Little did the world know that when João Gilberto (Bahia, 1931) added his special guitar accompaniment and beat to Elizeth Cardoso’s recording of Tom Jobim-Vinícius de Moraes’ “Chega de Saudade,” he was creating a mark for what would become known as Bossa Nova. The year was 1958, and that recording appeared in the LP Canção do Amor Demais (now also available on CD). Tough he had been recording since 1951 (he was crooner with the famous Garotos da Lua group), it was after Canção do Amor Demais that João Gilberto’s solo career took off and made him the star he is today and also garnered him with the title of the Pope of Bossa Nova.
João Gilberto was more than an accomplished guitarist and singer. He also wrote a few compositions, a fact that is often overshadowed by his enormous performer talent. Since 2008 marked the 50th anniversary of that legendary recording that started a whole new musical genre, Brazilian vocalist Ithamara Koorax (Rio de Janeiro, 1965) teamed up with guitarist Juarez Moreira (Minas Gerais, 1954) to release an album with the complete João Gilberto songbook. Produced by Arnaldo DeSouteiro, Bim Bom: The Complete João Gilberto Songbook features all vocals by Ithamara Koorax and guitars by Juarez Moreira.
Both Ithamara and Juarez need no long introductions. She has recorded with artists all over the world, including Antônio Carlos Jobim, Luiz Bonfá, Ron Carter,Azymuth, Eumir Deodato, Gonzalo Rubalcaba, Sadao Watanabe, and is a renowned jazz vocalist. Juarez, similarly, is admired as a top Brazilian guitarist who has worked with giants such as Milton Nascimento,Toninho Horta, Simone Guimarães and many others. His 1998 albumBom Dia was critically acclaimed and had Milton Nascimento’s endorsement as “a trip to paradise.” When these two artists joined talents to record the João Gilberto songbook, the result could not be far from perfection. The music is great, and the performers honor João Gilberto with probably one of the best tributes he will ever receive.
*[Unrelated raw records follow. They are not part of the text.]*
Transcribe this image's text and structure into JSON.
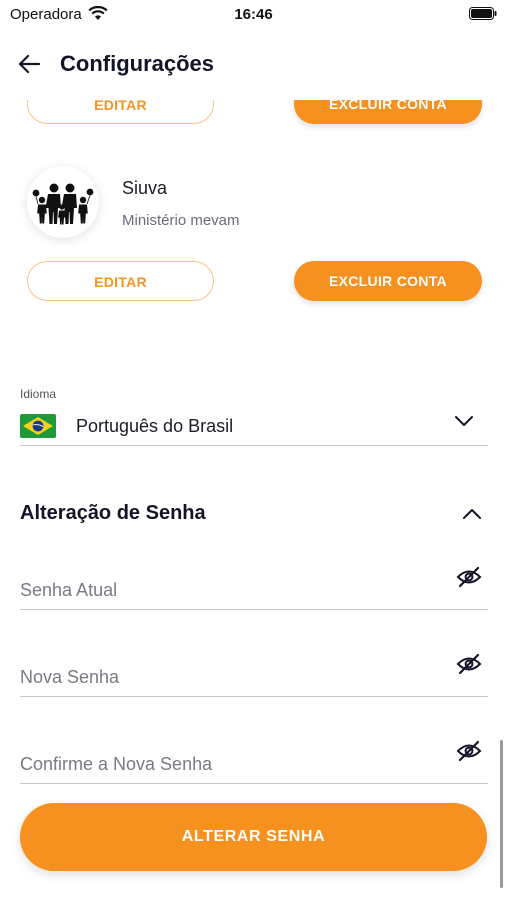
{
  "status_bar": {
    "carrier": "Operadora",
    "time": "16:46"
  },
  "header": {
    "back_icon": "arrow-left-icon",
    "title": "Configurações"
  },
  "accounts": [
    {
      "edit_label": "EDITAR",
      "delete_label": "EXCLUIR CONTA"
    },
    {
      "name": "Siuva",
      "subtitle": "Ministério mevam",
      "avatar_icon": "family-icon",
      "edit_label": "EDITAR",
      "delete_label": "EXCLUIR CONTA"
    }
  ],
  "language": {
    "label": "Idioma",
    "flag_icon": "brazil-flag-icon",
    "value": "Português do Brasil"
  },
  "password_change": {
    "title": "Alteração de Senha",
    "fields": [
      {
        "placeholder": "Senha Atual",
        "value": ""
      },
      {
        "placeholder": "Nova Senha",
        "value": ""
      },
      {
        "placeholder": "Confirme a Nova Senha",
        "value": ""
      }
    ],
    "submit_label": "ALTERAR SENHA"
  },
  "colors": {
    "accent": "#f6901e",
    "outline": "#f7c58a",
    "divider": "#c8c8cc"
  }
}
João Gilberto’s 1958 single “Bim Bom” is the album opener. An up-tempo bossa with simple lyrics, the song is very lively and features a fantastic guitar solo by Juarez. Ithamara’s vocals keep up with the tempo, rarely giving her time to breathe. It’s a great opener. The first five tracks in the album are primarily songs with full lyrics. Though they are all beautifully arranged and performed, I cannot find the right words to congratulate Ithamara and Juarez for the simple arrangement created for “Hô-Bá-Lá-Lá” (another 1958 single). Ithamara sounds heavenly in her breathy vocals, at times exhibiting an adorable laziness in her phrasing without affecting the enunciation at all. Together they capture the romantic tone of the lyrics like no one else, including the composer’s version! To me, this has become the definitive version of “Hô-Bá-Lá-Lá.” The magic created in this song takes me back to that scene in Black Orpheus when we first hear “Manhã de Carnaval” in the movie. As a bonus, the album also includes the English version of “Hô-Bá-Lá-Lá.”
The next 6 tracks are primarily songs without lyrics. Though at times, Ithamara does vocalese as originally performed by João Gilberto in his own renditions, these tracks do not really have words. Here we have a chance to hear Juarez more prominently. He can more freely showcase his artistry as the accomplished guitarist he is. The duets he performs with his acoustic and electric guitars are present in most of these tracks. “An Embrace to Bonfá” and “João Marcelo” are especially memorable.
Bim Bom is certainly a well-deserving tribute to João Gilberto. What Ithamara and Juarez did in Bim Bom proves that with talent, one can clearly improve what was already good at the start. These two artists are in rare form and have done a superb job.